Several popular computer programs (http://www.amsat.org/amsat/catalog/software.html#station) now implement One True Rule tuning, so many operators are now capable of tuning both uplink and downlink correctly. However, this still doesn’t work unless everybody in the QSO does it, and you can’t count on the other station(s) having this capability even today.
The state of computer interfaces on commercially available transceivers for amateur
satellite use is no better than it was in 1994. In one respect, it’s worse, since the
Kenwood TS-711A/TS-811A pair is no longer available, and their replacement (the TS-790) is not quite as versatile for simultaneous computer control of uplink and downlink. All the
major radio suppliers (Kenwood, Yaesu, Icom) are still using exactly the same control
protocol they were using in 1994.
Computer-based transceivers (the ones with no front panel except on the computer

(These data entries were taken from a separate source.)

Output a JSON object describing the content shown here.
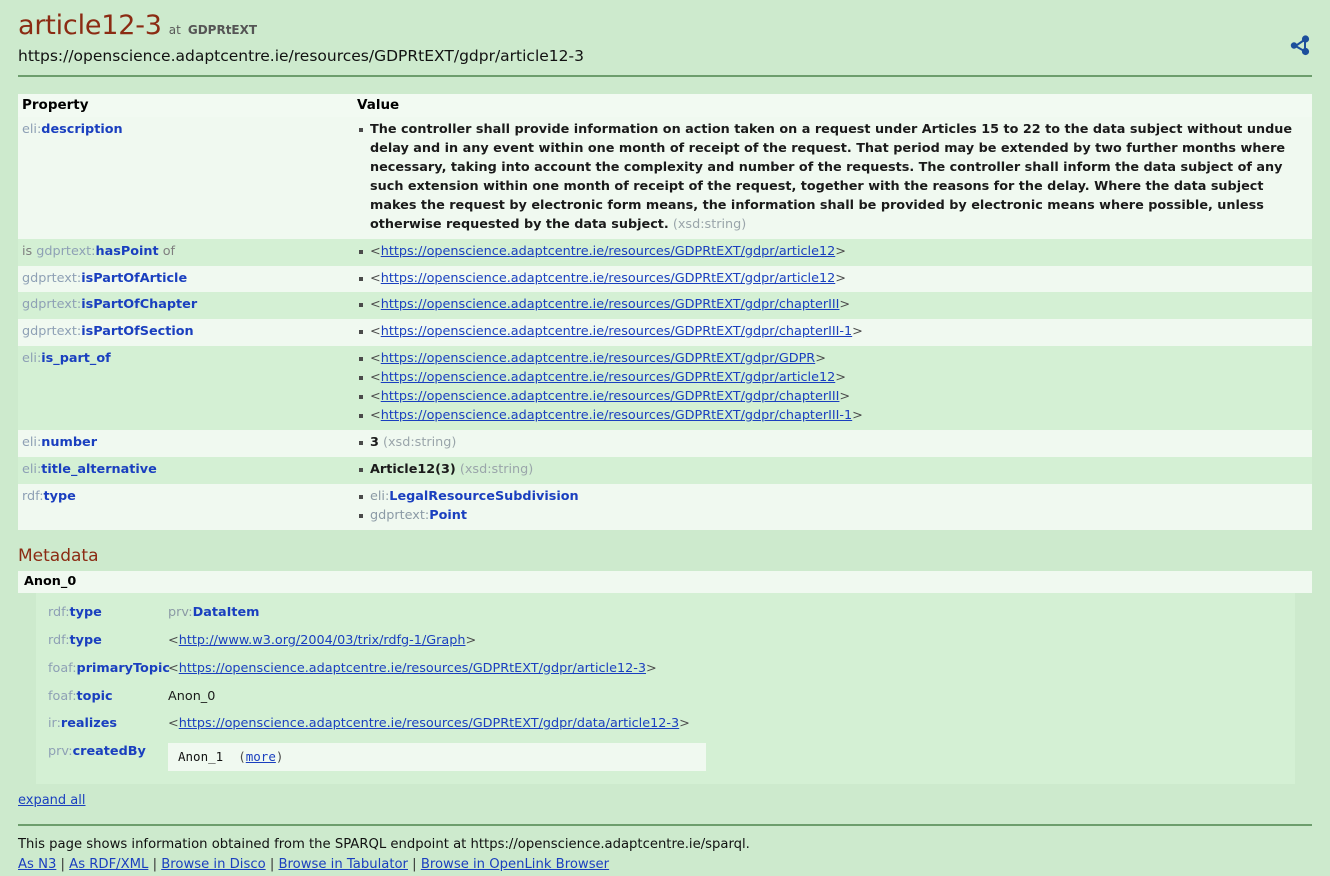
{
  "header": {
    "title": "article12-3",
    "at_word": "at",
    "source": "GDPRtEXT",
    "uri": "https://openscience.adaptcentre.ie/resources/GDPRtEXT/gdpr/article12-3",
    "share_icon": "share-network-icon"
  },
  "table": {
    "col_property": "Property",
    "col_value": "Value",
    "rows": [
      {
        "prefix": "eli:",
        "local": "description",
        "inverse_pre": "",
        "inverse_post": "",
        "values": [
          {
            "kind": "literal",
            "text": "The controller shall provide information on action taken on a request under Articles 15 to 22 to the data subject without undue delay and in any event within one month of receipt of the request. That period may be extended by two further months where necessary, taking into account the complexity and number of the requests. The controller shall inform the data subject of any such extension within one month of receipt of the request, together with the reasons for the delay. Where the data subject makes the request by electronic form means, the information shall be provided by electronic means where possible, unless otherwise requested by the data subject.",
            "datatype": "(xsd:string)"
          }
        ]
      },
      {
        "prefix": "gdprtext:",
        "local": "hasPoint",
        "inverse_pre": "is ",
        "inverse_post": " of",
        "values": [
          {
            "kind": "uri",
            "text": "https://openscience.adaptcentre.ie/resources/GDPRtEXT/gdpr/article12"
          }
        ]
      },
      {
        "prefix": "gdprtext:",
        "local": "isPartOfArticle",
        "inverse_pre": "",
        "inverse_post": "",
        "values": [
          {
            "kind": "uri",
            "text": "https://openscience.adaptcentre.ie/resources/GDPRtEXT/gdpr/article12"
          }
        ]
      },
      {
        "prefix": "gdprtext:",
        "local": "isPartOfChapter",
        "inverse_pre": "",
        "inverse_post": "",
        "values": [
          {
            "kind": "uri",
            "text": "https://openscience.adaptcentre.ie/resources/GDPRtEXT/gdpr/chapterIII"
          }
        ]
      },
      {
        "prefix": "gdprtext:",
        "local": "isPartOfSection",
        "inverse_pre": "",
        "inverse_post": "",
        "values": [
          {
            "kind": "uri",
            "text": "https://openscience.adaptcentre.ie/resources/GDPRtEXT/gdpr/chapterIII-1"
          }
        ]
      },
      {
        "prefix": "eli:",
        "local": "is_part_of",
        "inverse_pre": "",
        "inverse_post": "",
        "values": [
          {
            "kind": "uri",
            "text": "https://openscience.adaptcentre.ie/resources/GDPRtEXT/gdpr/GDPR"
          },
          {
            "kind": "uri",
            "text": "https://openscience.adaptcentre.ie/resources/GDPRtEXT/gdpr/article12"
          },
          {
            "kind": "uri",
            "text": "https://openscience.adaptcentre.ie/resources/GDPRtEXT/gdpr/chapterIII"
          },
          {
            "kind": "uri",
            "text": "https://openscience.adaptcentre.ie/resources/GDPRtEXT/gdpr/chapterIII-1"
          }
        ]
      },
      {
        "prefix": "eli:",
        "local": "number",
        "inverse_pre": "",
        "inverse_post": "",
        "values": [
          {
            "kind": "literal",
            "text": "3",
            "datatype": "(xsd:string)"
          }
        ]
      },
      {
        "prefix": "eli:",
        "local": "title_alternative",
        "inverse_pre": "",
        "inverse_post": "",
        "values": [
          {
            "kind": "literal",
            "text": "Article12(3)",
            "datatype": "(xsd:string)"
          }
        ]
      },
      {
        "prefix": "rdf:",
        "local": "type",
        "inverse_pre": "",
        "inverse_post": "",
        "values": [
          {
            "kind": "qname",
            "prefix": "eli:",
            "local": "LegalResourceSubdivision"
          },
          {
            "kind": "qname",
            "prefix": "gdprtext:",
            "local": "Point"
          }
        ]
      }
    ]
  },
  "metadata": {
    "heading": "Metadata",
    "node_label": "Anon_0",
    "rows": [
      {
        "prefix": "rdf:",
        "local": "type",
        "value_kind": "qname",
        "value_prefix": "prv:",
        "value_local": "DataItem"
      },
      {
        "prefix": "rdf:",
        "local": "type",
        "value_kind": "uri",
        "value": "http://www.w3.org/2004/03/trix/rdfg-1/Graph"
      },
      {
        "prefix": "foaf:",
        "local": "primaryTopic",
        "value_kind": "uri",
        "value": "https://openscience.adaptcentre.ie/resources/GDPRtEXT/gdpr/article12-3"
      },
      {
        "prefix": "foaf:",
        "local": "topic",
        "value_kind": "plain",
        "value": "Anon_0"
      },
      {
        "prefix": "ir:",
        "local": "realizes",
        "value_kind": "uri",
        "value": "https://openscience.adaptcentre.ie/resources/GDPRtEXT/gdpr/data/article12-3"
      },
      {
        "prefix": "prv:",
        "local": "createdBy",
        "value_kind": "nested",
        "value": "Anon_1",
        "more_open": "(",
        "more_label": "more",
        "more_close": ")"
      }
    ]
  },
  "expand_all": "expand all",
  "footer": {
    "note": "This page shows information obtained from the SPARQL endpoint at https://openscience.adaptcentre.ie/sparql.",
    "links": [
      "As N3",
      "As RDF/XML",
      "Browse in Disco",
      "Browse in Tabulator",
      "Browse in OpenLink Browser"
    ],
    "separator": "|"
  }
}
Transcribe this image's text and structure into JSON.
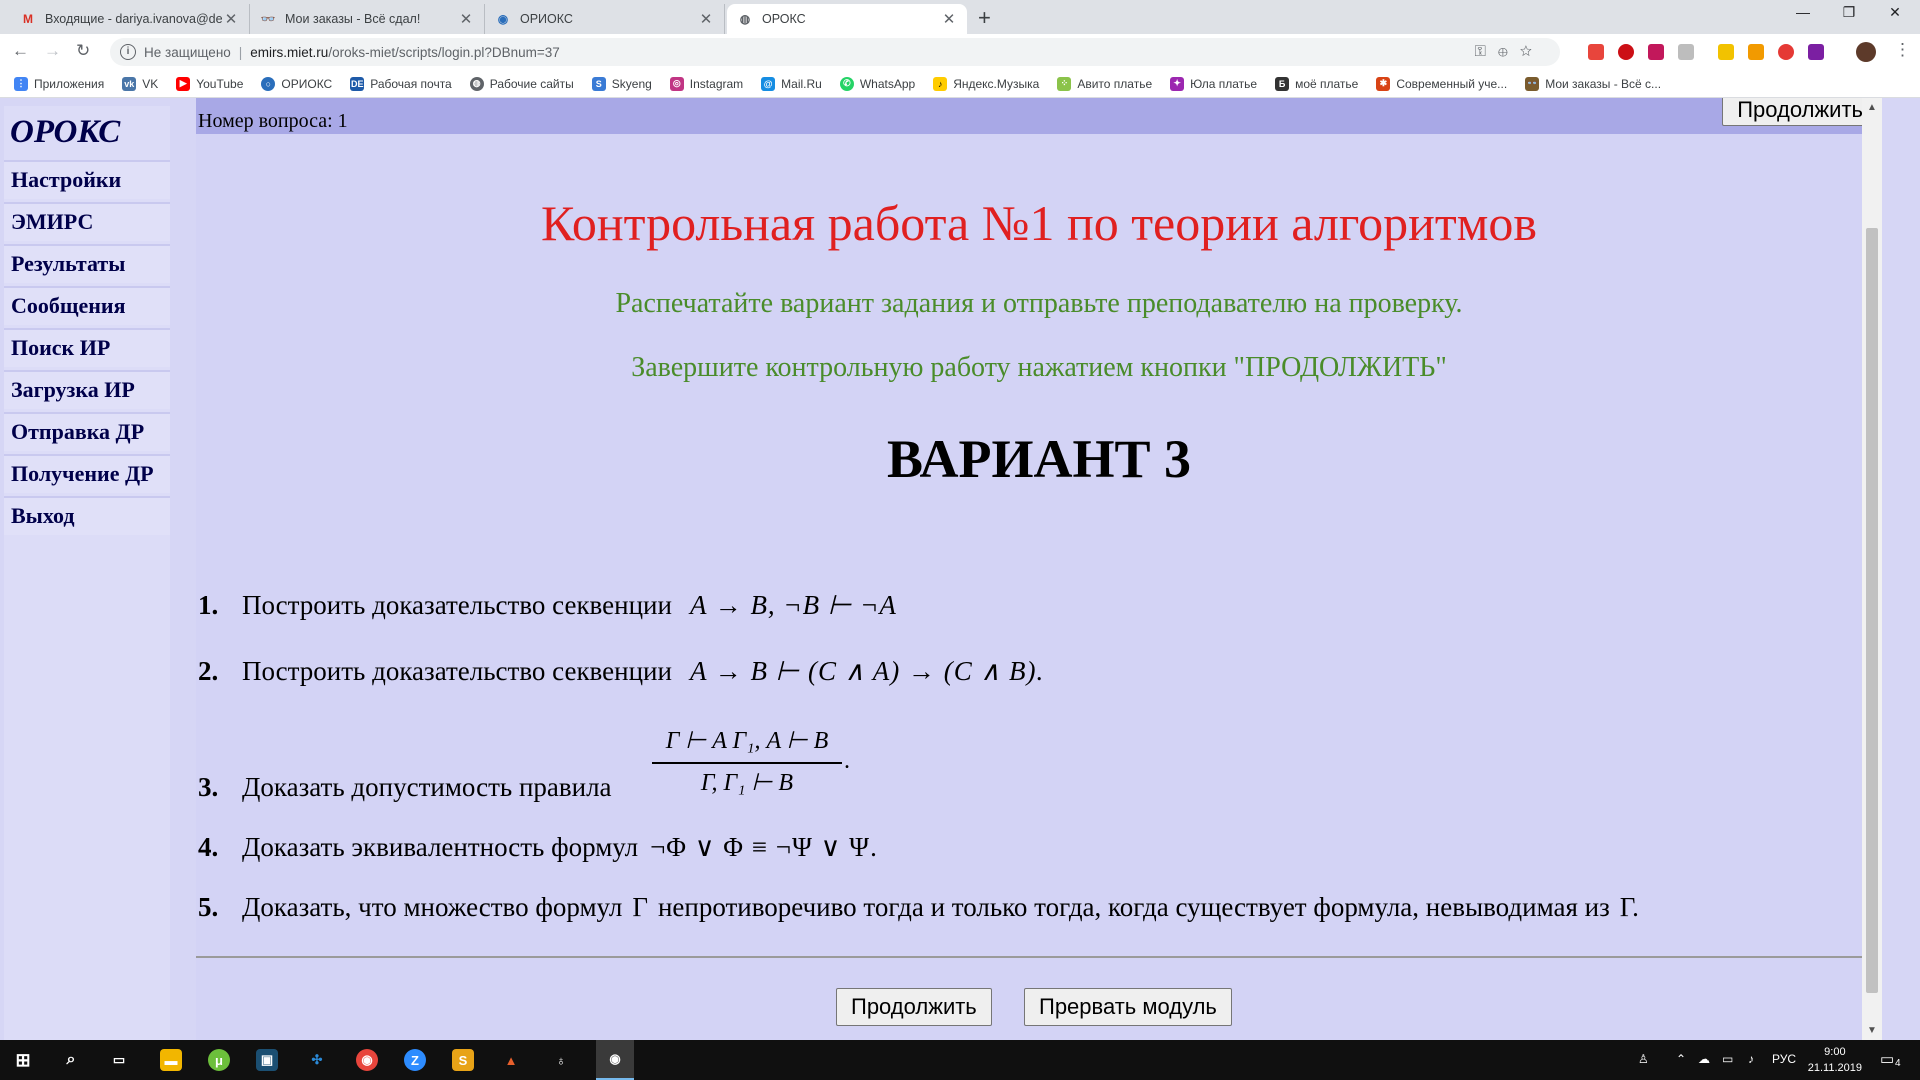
{
  "browser": {
    "tabs": [
      {
        "title": "Входящие - dariya.ivanova@dec",
        "favicon": "gmail-icon",
        "active": false
      },
      {
        "title": "Мои заказы - Всё сдал!",
        "favicon": "glasses-icon",
        "active": false
      },
      {
        "title": "ОРИОКС",
        "favicon": "orioks-icon",
        "active": false
      },
      {
        "title": "ОРОКС",
        "favicon": "globe-icon",
        "active": true
      }
    ],
    "address": {
      "security": "Не защищено",
      "host": "emirs.miet.ru",
      "path": "/oroks-miet/scripts/login.pl?DBnum=37"
    },
    "bookmarks": [
      "Приложения",
      "VK",
      "YouTube",
      "ОРИОКС",
      "Рабочая почта",
      "Рабочие сайты",
      "Skyeng",
      "Instagram",
      "Mail.Ru",
      "WhatsApp",
      "Яндекс.Музыка",
      "Авито платье",
      "Юла платье",
      "моё платье",
      "Современный уче...",
      "Мои заказы - Всё с..."
    ]
  },
  "sidebar": {
    "logo": "ОРОКС",
    "items": [
      "Настройки",
      "ЭМИРС",
      "Результаты",
      "Сообщения",
      "Поиск ИР",
      "Загрузка ИР",
      "Отправка ДР",
      "Получение ДР",
      "Выход"
    ]
  },
  "main": {
    "question_number": "Номер вопроса: 1",
    "top_button": "Продолжить",
    "title": "Контрольная работа №1 по теории алгоритмов",
    "instruction1": "Распечатайте вариант задания и отправьте преподавателю на проверку.",
    "instruction2": "Завершите контрольную работу нажатием кнопки \"ПРОДОЛЖИТЬ\"",
    "variant": "ВАРИАНТ 3",
    "tasks": [
      {
        "num": "1.",
        "text": "Построить доказательство секвенции",
        "formula": "A → B, ¬B ⊢ ¬A"
      },
      {
        "num": "2.",
        "text": "Построить доказательство секвенции",
        "formula": "A → B ⊢ (C ∧ A) → (C ∧ B)."
      },
      {
        "num": "3.",
        "text": "Доказать допустимость правила",
        "numerator": "Γ ⊢ A   Γ₁, A ⊢ B",
        "denominator": "Γ, Γ₁ ⊢ B",
        "tail": "."
      },
      {
        "num": "4.",
        "text": "Доказать эквивалентность формул",
        "formula": "¬Φ ∨ Φ ≡ ¬Ψ ∨ Ψ."
      },
      {
        "num": "5.",
        "text": "Доказать, что множество формул",
        "gamma": "Γ",
        "text2": "непротиворечиво тогда и только тогда, когда существует формула, невыводимая из",
        "tail": "Γ."
      }
    ],
    "buttons": {
      "continue": "Продолжить",
      "abort": "Прервать модуль"
    }
  },
  "taskbar": {
    "language": "РУС",
    "time": "9:00",
    "date": "21.11.2019",
    "notifications": "4"
  }
}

screen) are promising for this kind of work. One of them even has available an accessory
tuning knob, which is still the best user interface for tuning around.
Unfortunately, none that I’m aware of covers the VHF/UHF satellite bands without a
separate transverter. Worse, most of them have proprietary programming interfaces so
it’s not easy for an independent software developer to write a program to control them in
a special way.
Since writing the article, I haven’t been very active on analog satellite transponders,
so I haven’t learned anything new about the practical considerations for tuning out
Doppler shift. So the above is still my opinion, and I’m sticking to it.
Updated Comments By Author – December 14, 1999
Paul Williamson, KB5MU
There is now a program for the Yaesu FT-847 that supposedly implements
the kind of tuning I’ve always wanted:
InstantTune by AA2TX. Congratulations to Yaesu for making this possible,
and to Anthony for doing it. I don’t have an FT-847 (yet?) so I haven’t
tried this program. It works on other radios, too, within the limitations
of their computer interfaces.